Code of Civil Procedure section 382 authorizes class action suits in California “when the question is one of a common or general interest . . . or when the parties are numerous, and it is impracticable to bring them all before the court.” See Richmond v. Dart Industries, Inc. (1981) 29 Cal.3d 462, 470 (quoting statute). A “common or general interest” is established when: (1) there are questions of law or fact common to the class that are substantially similar and predominate over the questions affecting the individual members; (2) the claims of the representatives are typical of the claims or defenses of the class; (3) and the class representatives are able to fairly and adequately protect the interests of the class. Civil Code § 1781; Dunk v. Ford Motor Co. (1996) 48 Cal.App.4th 1794, 1806; Richmond v. Dart Industries, Inc., supra, 29 Cal.3d at 470. Wage and hour cases “routinely proceed as class actions because they usually involve a single set of facts applicable to all members and one question of law common to class members.” Gutierrez v. California Commerce Club, Inc. (2010) 187 Cal.App.4th 969 (citing Tarkington v. California Unemployment Ins. Appeals Bd. (2009) 172 Cal.App.4th 1494 and Prince v. CLS Transp., Inc. (2004) 118 Cal.App.4th 1320) (internal quotations omitted).
“A demurrer to class allegations may be sustained without leave to amend only if it is clear there is no reasonable possibility that the plaintiffs could establish a community of interest among the potential class members and that individual issues predominate over common questions of law and fact.” Gutierrez, supra, 118 Cal.App.4th at 975 (citing Blakemore v. Superior Court (2005) 129 Cal.App.4th 36, 53) (internal quotations omitted). “If there is a reasonable possibility the plaintiffs can plead a prima facie community of interest among class members, the preferred course is to defer decision on the propriety of the class action until an evidentiary hearing has been held on the appropriateness of class litigation.” Id. “Judicial policy in California has long discouraged trial courts from determining class sufficiency at the pleading stage and directed that this issue be determined by a motion for class certification. In order to effect this judicial policy, the California Supreme Court has mandated that a candidate complaint for class action consideration, if at all possible, be allowed to survive the pleading stages of litigation.” Id. (citing Tarkington, supra, 172 Cal.App.4th at 1510).

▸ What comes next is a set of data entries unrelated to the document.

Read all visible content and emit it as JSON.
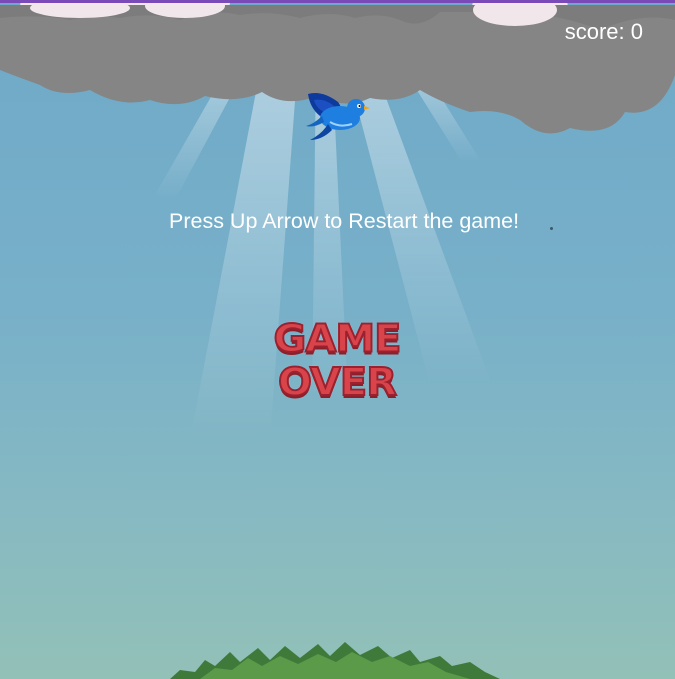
{
  "hud": {
    "score_text": "score: 0"
  },
  "message": {
    "restart_text": "Press Up Arrow to Restart the game!"
  },
  "game_over": {
    "label": "GAME OVER"
  },
  "colors": {
    "accent_bar": "#7a4bb8",
    "sky_top": "#6fa9c8",
    "sky_bottom": "#93c1b8",
    "cloud": "#858585",
    "game_over_red": "#d8444a",
    "bird_blue": "#1e7fe0"
  },
  "icons": {
    "bird": "bird-icon"
  }
}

“The wisdom of permitting the action to survive a demurrer is elementary. Class action litigation is proper whenever it may be determined that it is more beneficial to the litigants and to the judicial process to try a suit in one action rather than in several actions. It is clear that the more intimate the judge becomes with the character of the action, the more intelligently he may make the determination. If the judicial machinery encourages the decision to be made at the pleading stages and the judge decides against class litigation, he divests the court of the power to later alter that decision. Therefore, because the sustaining of demurrers without leave to amend represents the earliest possible determination of the propriety of class action litigation, it should be looked upon with disfavor.” Id. “[O]nly in mass tort actions (or other actions equally unsuited to class action treatment) should class suitability be determined at the pleading stage. In other cases, particularly those involving wage and hour claims such as the instant action, class suitability should not be determined by demurrer.” Id. (citing Prince, supra, 118 Cal.App.4th at 1325) (internal quotations omitted).
Author: Richard Hoyer
Category: Class Actions, Legal Procedure
Tags: #Blakemore v. Superior Court #C.C.P. § 382 #Dunk v. Ford Motor Co. #Gutierrez v. California Commerce Club Inc. #Prince v. CLS Transp. Inc. #Richmond v. Dart Industries Inc. #Tarkington v. California Unemployment Ins. Appeals Bd.